For this project we’ll paint the entire tombstone with flat gray latex paint. (Note: It needs to be latex because oil based paints will dissolve or eat into the Styrofoam.) If you have a latex allergy, DO NOT use this method. Use an alternative method instead.
Once the gray coat of paint is dry (or once your choice of finish is ready), use black and white spray paint to add some highlighting.
First, holding the can about 8 to 12 inches away from the tombstone and moving in quick, light passes, spray the edges with the black until you have the desired amount of black paint along all the edges.
Tip: you can practice this spraying technique on the tombstone, and if things go wonky, wait until it dries and then paint over with the gray. Let the gray dry and then try the spray paint again. It’s really hard to go wrong with this, as the tombstone is meant to look weathered and imperfect.

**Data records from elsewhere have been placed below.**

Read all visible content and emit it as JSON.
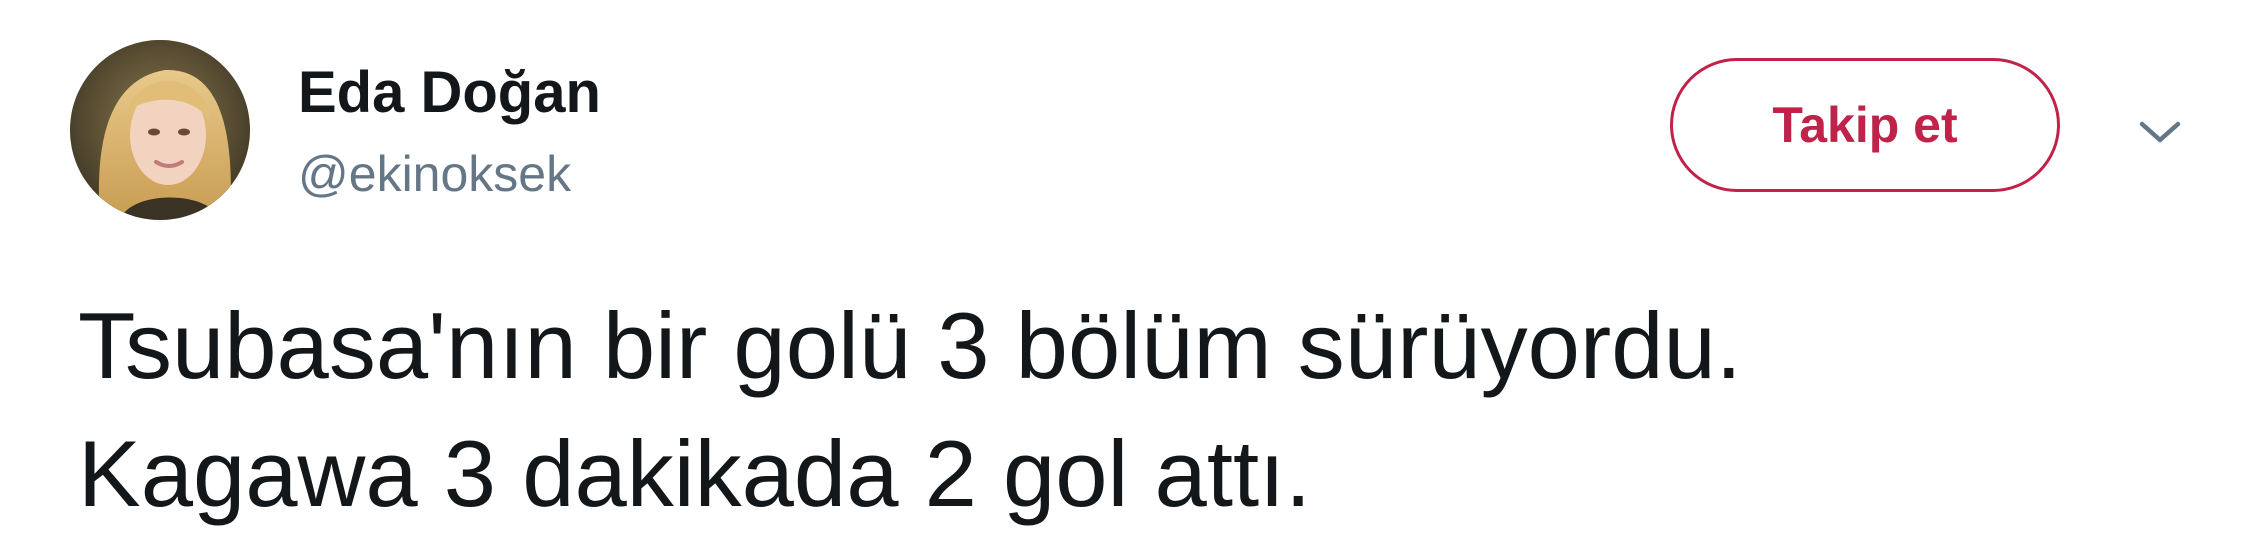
{
  "author": {
    "display_name": "Eda Doğan",
    "handle": "@ekinoksek"
  },
  "actions": {
    "follow_label": "Takip et",
    "more_icon": "chevron-down-icon"
  },
  "tweet": {
    "lines": [
      "Tsubasa'nın bir golü 3 bölüm sürüyordu.",
      "Kagawa 3 dakikada 2 gol attı."
    ]
  },
  "colors": {
    "accent": "#c0224a",
    "text": "#14171a",
    "secondary_text": "#657786",
    "caret": "#657786"
  }
}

After you are satisfied with the black, which really adds character to the tombstone, use the white to highlight some of the edges. You are using white because in the darkness, white on an edge will help the tombstone stand out, giving it more definition.
You’ll end up with a combination of white over black highlights. Practice this technique until you’re happy with your results.
Finally, step back, and while you are enjoying your new creation, think of all the cool tombstones you are going to create using The Ten Minute Tombstone technique! Just keep reapplying the same conceptual steps over to build your graveyard.
If you really want to get fancy, you can etch creepy (or hilarious) sayings into your tombstone face. You’ll want to do this before spray-painting. You can also paint your sayings onto your “stone” after it’s been painted.
Thanks for reading, and Happy Halloween!